Sheldon Kopp was a therapist and author based in Washington DC whose work was widely read in the 1970s but who is largely forgotten today. When Kopp died in 1999 at age 70 he merited a New York Times obituary, although it does him a disservice by calling him "an author of books designed to bolster the reader's self-esteem." Kopp was in tune with the zeitgeist in a way that contributed to his popularity but which also makes it easy to oversimplify or misinterpret his writing in hindsight, and it's laughable to think that he would have described his goal as "bolstering self-esteem." That said, Kopp also reflects his era's prejudices, particularly those of straight, white, educated men, and when I read him today I regularly come across passages that make me cringe.
But I find enough of value in Kopp's perspective that I'm determined to remain open to his wisdom while acknowledging his biases. One of Kopp's best books is 1979's What Took You So Long?, a collaboration with photographer Claire Flanders. I encountered it at a particularly difficult time in my own life, and it was both a bracing wake-up call and a source of comfort and inspiration. The book is a slender volume of epigrams, typically just one sentence, each accompanied by one of Flanders' photographs, which are themselves rich with meaning. It's out-of-print but readily available, and if you find the excerpts below thought-provoking I hope you'll pick up a copy, both because Kopp's brief Introduction is well worth a read and because it's so much more powerful as a printed, visual work.

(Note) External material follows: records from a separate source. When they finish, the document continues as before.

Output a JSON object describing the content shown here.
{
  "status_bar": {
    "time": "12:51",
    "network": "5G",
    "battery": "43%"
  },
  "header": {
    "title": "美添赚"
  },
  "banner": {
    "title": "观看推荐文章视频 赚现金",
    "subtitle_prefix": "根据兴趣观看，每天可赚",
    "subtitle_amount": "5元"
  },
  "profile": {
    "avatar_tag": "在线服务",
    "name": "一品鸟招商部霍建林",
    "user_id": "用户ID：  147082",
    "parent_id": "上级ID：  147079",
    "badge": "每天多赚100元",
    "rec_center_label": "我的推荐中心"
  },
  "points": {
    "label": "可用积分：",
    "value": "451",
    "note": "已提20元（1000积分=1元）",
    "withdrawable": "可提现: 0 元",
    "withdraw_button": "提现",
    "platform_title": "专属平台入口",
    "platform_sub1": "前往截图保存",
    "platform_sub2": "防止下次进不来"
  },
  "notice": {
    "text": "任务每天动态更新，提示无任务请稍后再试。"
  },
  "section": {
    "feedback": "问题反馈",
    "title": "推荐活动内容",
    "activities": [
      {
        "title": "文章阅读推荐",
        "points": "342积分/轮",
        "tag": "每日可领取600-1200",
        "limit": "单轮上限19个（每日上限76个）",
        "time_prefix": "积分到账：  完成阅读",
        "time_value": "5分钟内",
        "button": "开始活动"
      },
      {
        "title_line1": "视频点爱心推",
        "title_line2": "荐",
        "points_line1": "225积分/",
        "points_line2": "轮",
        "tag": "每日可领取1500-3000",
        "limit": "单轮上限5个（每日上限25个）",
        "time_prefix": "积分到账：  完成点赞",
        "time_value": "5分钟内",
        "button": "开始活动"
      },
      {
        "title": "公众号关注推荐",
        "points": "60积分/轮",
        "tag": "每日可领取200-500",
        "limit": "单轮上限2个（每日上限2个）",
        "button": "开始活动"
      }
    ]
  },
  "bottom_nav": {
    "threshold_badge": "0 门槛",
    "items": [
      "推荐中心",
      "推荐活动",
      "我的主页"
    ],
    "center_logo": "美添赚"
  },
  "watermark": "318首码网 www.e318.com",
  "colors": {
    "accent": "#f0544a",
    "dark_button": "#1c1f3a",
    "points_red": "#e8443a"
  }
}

From What Took You So Long? by Sheldon Kopp
Often things are as bad as they seem.
Even so, some of the time it's possible to enjoy life as it is.
But the better anything gets, the more you'll miss it when it's gone.
Why grieve when nothing helps? We cry because nothing helps.
If you stubbornly refuse to mourn your losses, you get depressed.
What's a person to do about feeling helpless? For a while there's just no way to see what's funny about being stuck.
At last you cry out in anguish: "Why me?" God answers: "Why not?"
You can so stand it.
After all, it's only pain.
What makes it seem unbearable is your mistaken belief that it can be cured.
I have never begun any important venture for which I felt adequately prepared.
Without knowing for sure what's right or wrong, take your best shot.
There's just no way to get it all straight. Mistakes are inevitable.
Control is an illusion.
You wait for everything to be all right, knowing all the while that the next problem is already in the mail.
Complaining can become a way of boasting about how much suffering you can endure.
If we allow pain more of our attention than it requires, we miss some opportunities for joy.
Escape is not a dirty word. None of us can face what's happening head-on all of the time.
It's all right to pretend sometimes. The only danger lies in pretending that you are not pretending.
We don't have to pass the time. The time will pass in any case.
Remember, we are all in this alone.
It helps to know that everyone is in the same situation. It helps, but not a whole lot.
Unable to get our own way, often we settle for trying to prevent other people from getting their way.
We insist that our situation is special. It's so hard to accept how ordinary we all are.
We must learn to love in the absence of illusions.
We must try to live a just life in an unjust world.
We must be willing to go on caring even when we are helpless to change things.
Our best may not turn out to be good enough. Still it will have to do.
I'm not OK. You're not OK. And that's OK.
(The final line above, a direct shot at one of the greatest of '70s clichés, makes it clear that Kopp is not particularly interested in our self-esteem.)